[THE RECORDS Boundary: Start]
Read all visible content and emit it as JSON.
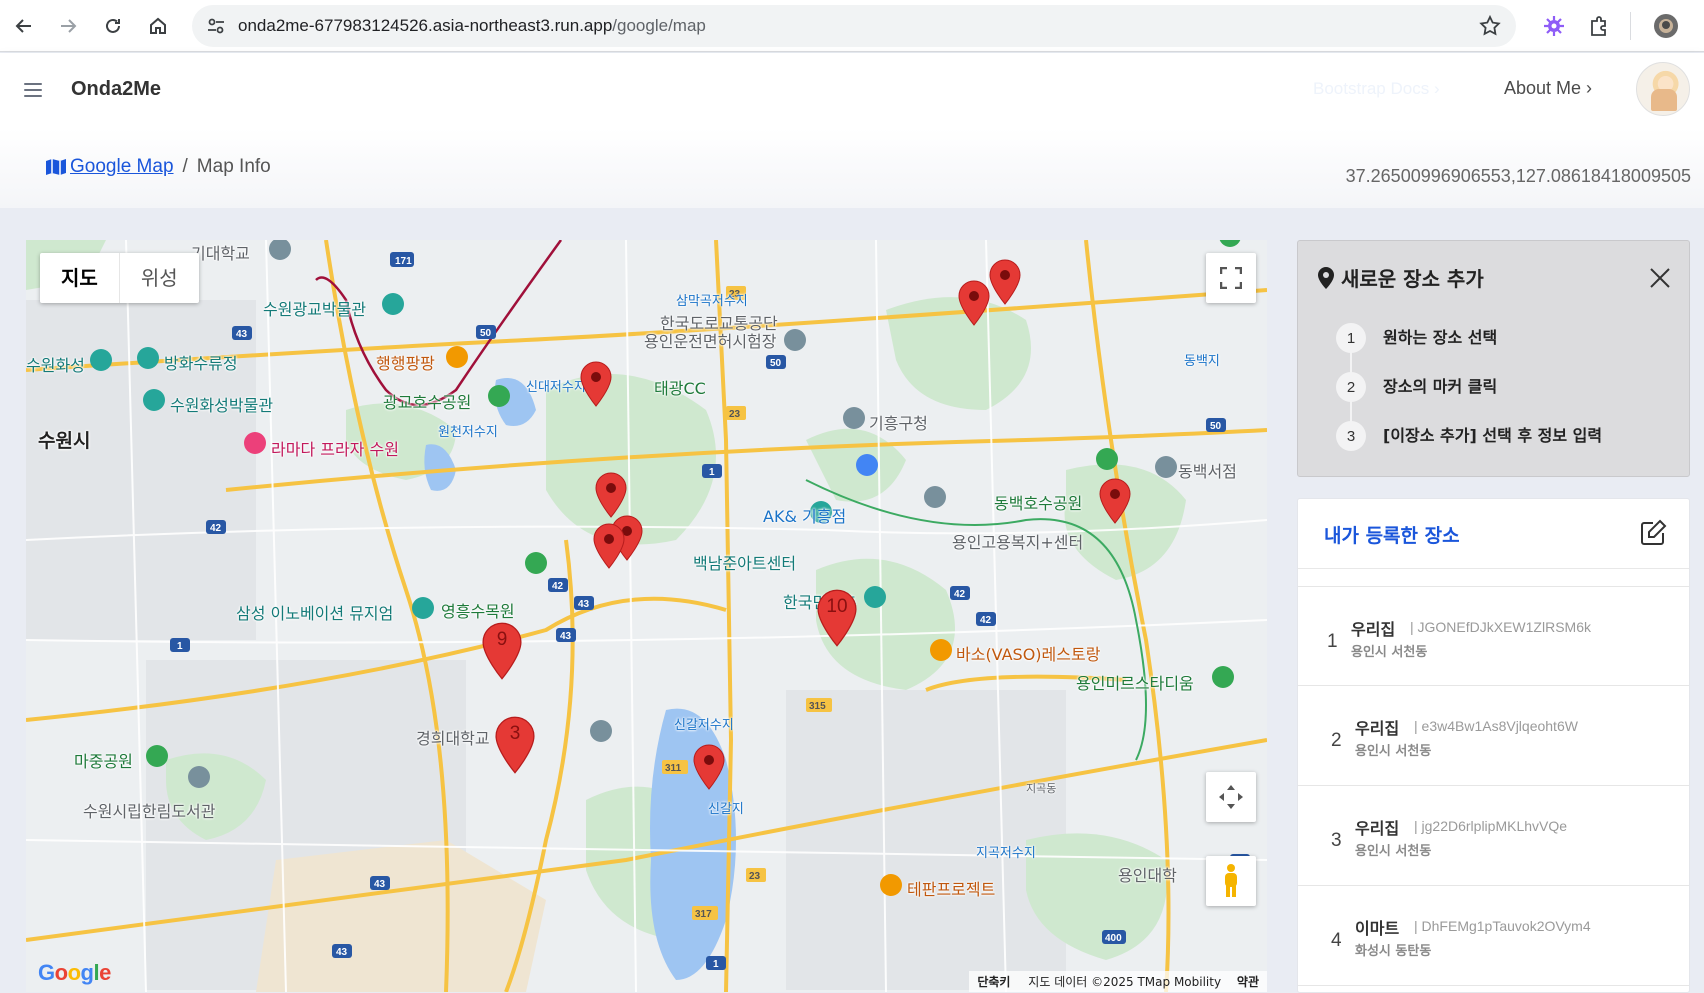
{
  "browser": {
    "url_host": "onda2me-677983124526.asia-northeast3.run.app",
    "url_path": "/google/map",
    "icons": [
      "back-arrow-icon",
      "forward-arrow-icon",
      "reload-icon",
      "home-icon",
      "site-settings-icon",
      "bookmark-star-icon",
      "extension-gear-icon",
      "extensions-puzzle-icon",
      "profile-icon"
    ]
  },
  "header": {
    "brand": "Onda2Me",
    "faint_link": "Bootstrap Docs ›",
    "about_link": "About Me ›"
  },
  "breadcrumb": {
    "root": "Google Map",
    "separator": "/",
    "current": "Map Info"
  },
  "coordinates": "37.26500996906553,127.08618418009505",
  "map": {
    "type_map": "지도",
    "type_satellite": "위성",
    "logo": "Google",
    "attribution": {
      "shortcuts": "단축키",
      "data": "지도 데이터 ©2025 TMap Mobility",
      "terms": "약관"
    },
    "labels": {
      "suwon_si": "수원시",
      "suwon_hwaseong": "수원화성",
      "banghwa": "방화수류정",
      "hwaseong_museum": "수원화성박물관",
      "gwanggyo_museum": "수원광교박물관",
      "haengpang": "행행팡팡",
      "gwanggyo_park": "광교호수공원",
      "wonchun": "원천저수지",
      "singdae": "신대저수지",
      "ramada": "라마다 프라자 수원",
      "taegwang": "태광CC",
      "road_authority_1": "한국도로교통공단",
      "road_authority_2": "용인운전면허시험장",
      "samak": "삼막곡저수지",
      "giheung_office": "기흥구청",
      "ak_giheung": "AK& 기흥점",
      "baekdu": "백남준아트센터",
      "yeongheung": "영흥수목원",
      "samsung": "삼성 이노베이션 뮤지엄",
      "folk_village": "한국민속촌",
      "dongbaek_park": "동백호수공원",
      "dongbaek_library": "동백서점",
      "welfare_center": "용인고용복지+센터",
      "kyunghee": "경희대학교 국제",
      "singal": "신갈저수지",
      "vaso": "바소(VASO)레스토랑",
      "mirs": "용인미르스타디움",
      "majung": "마중공원",
      "library": "수원시립한림도서관",
      "tepan": "테판프로젝트",
      "singalji": "신갈지",
      "jigok": "지곡저수지",
      "yongin_univ": "용인대학",
      "school": "기대학교",
      "jibeok": "지곡동",
      "dongbaek": "동백지"
    },
    "pins": [
      {
        "label": ""
      },
      {
        "label": ""
      },
      {
        "label": ""
      },
      {
        "label": ""
      },
      {
        "label": ""
      },
      {
        "label": ""
      },
      {
        "label": ""
      },
      {
        "label": "9"
      },
      {
        "label": "3"
      },
      {
        "label": "10"
      }
    ]
  },
  "add_place": {
    "title": "새로운 장소 추가",
    "steps": [
      {
        "num": "1",
        "text": "원하는 장소 선택"
      },
      {
        "num": "2",
        "text": "장소의 마커 클릭"
      },
      {
        "num": "3",
        "text": "[이장소 추가] 선택 후 정보 입력"
      }
    ]
  },
  "my_places": {
    "title": "내가 등록한 장소",
    "items": [
      {
        "index": "1",
        "name": "우리집",
        "code": "| JGONEfDJkXEW1ZlRSM6k",
        "location": "용인시 서천동"
      },
      {
        "index": "2",
        "name": "우리집",
        "code": "| e3w4Bw1As8Vjlqeoht6W",
        "location": "용인시 서천동"
      },
      {
        "index": "3",
        "name": "우리집",
        "code": "| jg22D6rlplipMKLhvVQe",
        "location": "용인시 서천동"
      },
      {
        "index": "4",
        "name": "이마트",
        "code": "| DhFEMg1pTauvok2OVym4",
        "location": "화성시 동탄동"
      }
    ]
  },
  "colors": {
    "accent": "#1a56db",
    "pin": "#e53935",
    "road_major": "#f6c343",
    "water": "#9ec5f2",
    "park": "#cfe8cf"
  }
}
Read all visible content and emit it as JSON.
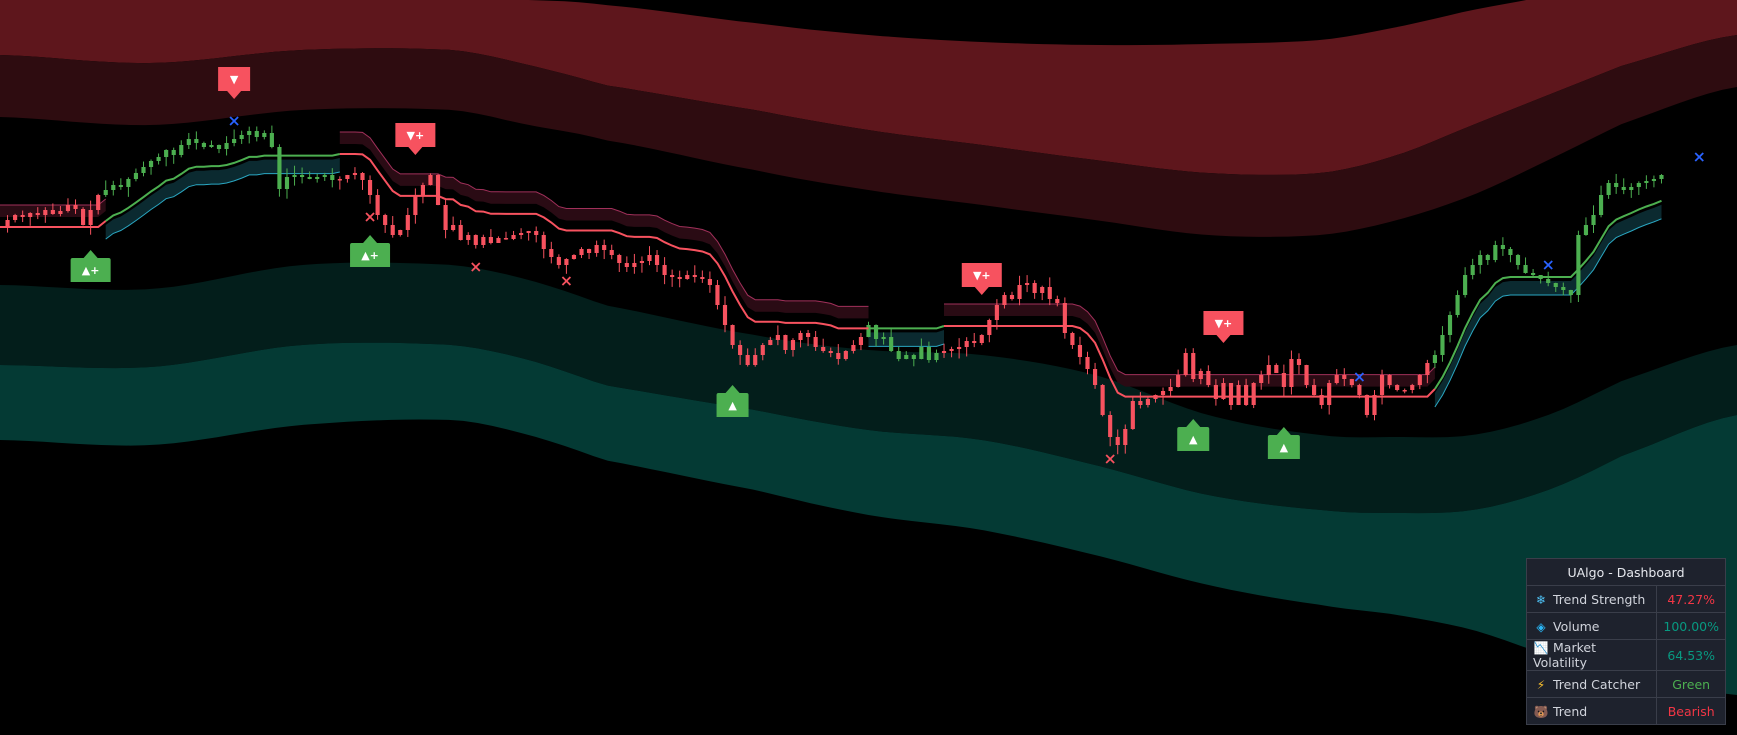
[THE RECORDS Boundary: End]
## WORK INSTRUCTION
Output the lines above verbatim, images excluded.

## OUTPUT
Read all visible content and emit it as JSON.
{
  "browser": {
    "url_host": "onda2me-677983124526.asia-northeast3.run.app",
    "url_path": "/google/map",
    "icons": [
      "back-arrow-icon",
      "forward-arrow-icon",
      "reload-icon",
      "home-icon",
      "site-settings-icon",
      "bookmark-star-icon",
      "extension-gear-icon",
      "extensions-puzzle-icon",
      "profile-icon"
    ]
  },
  "header": {
    "brand": "Onda2Me",
    "faint_link": "Bootstrap Docs ›",
    "about_link": "About Me ›"
  },
  "breadcrumb": {
    "root": "Google Map",
    "separator": "/",
    "current": "Map Info"
  },
  "coordinates": "37.26500996906553,127.08618418009505",
  "map": {
    "type_map": "지도",
    "type_satellite": "위성",
    "logo": "Google",
    "attribution": {
      "shortcuts": "단축키",
      "data": "지도 데이터 ©2025 TMap Mobility",
      "terms": "약관"
    },
    "labels": {
      "suwon_si": "수원시",
      "suwon_hwaseong": "수원화성",
      "banghwa": "방화수류정",
      "hwaseong_museum": "수원화성박물관",
      "gwanggyo_museum": "수원광교박물관",
      "haengpang": "행행팡팡",
      "gwanggyo_park": "광교호수공원",
      "wonchun": "원천저수지",
      "singdae": "신대저수지",
      "ramada": "라마다 프라자 수원",
      "taegwang": "태광CC",
      "road_authority_1": "한국도로교통공단",
      "road_authority_2": "용인운전면허시험장",
      "samak": "삼막곡저수지",
      "giheung_office": "기흥구청",
      "ak_giheung": "AK& 기흥점",
      "baekdu": "백남준아트센터",
      "yeongheung": "영흥수목원",
      "samsung": "삼성 이노베이션 뮤지엄",
      "folk_village": "한국민속촌",
      "dongbaek_park": "동백호수공원",
      "dongbaek_library": "동백서점",
      "welfare_center": "용인고용복지+센터",
      "kyunghee": "경희대학교 국제",
      "singal": "신갈저수지",
      "vaso": "바소(VASO)레스토랑",
      "mirs": "용인미르스타디움",
      "majung": "마중공원",
      "library": "수원시립한림도서관",
      "tepan": "테판프로젝트",
      "singalji": "신갈지",
      "jigok": "지곡저수지",
      "yongin_univ": "용인대학",
      "school": "기대학교",
      "jibeok": "지곡동",
      "dongbaek": "동백지"
    },
    "pins": [
      {
        "label": ""
      },
      {
        "label": ""
      },
      {
        "label": ""
      },
      {
        "label": ""
      },
      {
        "label": ""
      },
      {
        "label": ""
      },
      {
        "label": ""
      },
      {
        "label": "9"
      },
      {
        "label": "3"
      },
      {
        "label": "10"
      }
    ]
  },
  "add_place": {
    "title": "새로운 장소 추가",
    "steps": [
      {
        "num": "1",
        "text": "원하는 장소 선택"
      },
      {
        "num": "2",
        "text": "장소의 마커 클릭"
      },
      {
        "num": "3",
        "text": "[이장소 추가] 선택 후 정보 입력"
      }
    ]
  },
  "my_places": {
    "title": "내가 등록한 장소",
    "items": [
      {
        "index": "1",
        "name": "우리집",
        "code": "| JGONEfDJkXEW1ZlRSM6k",
        "location": "용인시 서천동"
      },
      {
        "index": "2",
        "name": "우리집",
        "code": "| e3w4Bw1As8Vjlqeoht6W",
        "location": "용인시 서천동"
      },
      {
        "index": "3",
        "name": "우리집",
        "code": "| jg22D6rlplipMKLhvVQe",
        "location": "용인시 서천동"
      },
      {
        "index": "4",
        "name": "이마트",
        "code": "| DhFEMg1pTauvok2OVym4",
        "location": "화성시 동탄동"
      }
    ]
  },
  "colors": {
    "accent": "#1a56db",
    "pin": "#e53935",
    "road_major": "#f6c343",
    "water": "#9ec5f2",
    "park": "#cfe8cf"
  }
}
Read all visible content and emit it as JSON.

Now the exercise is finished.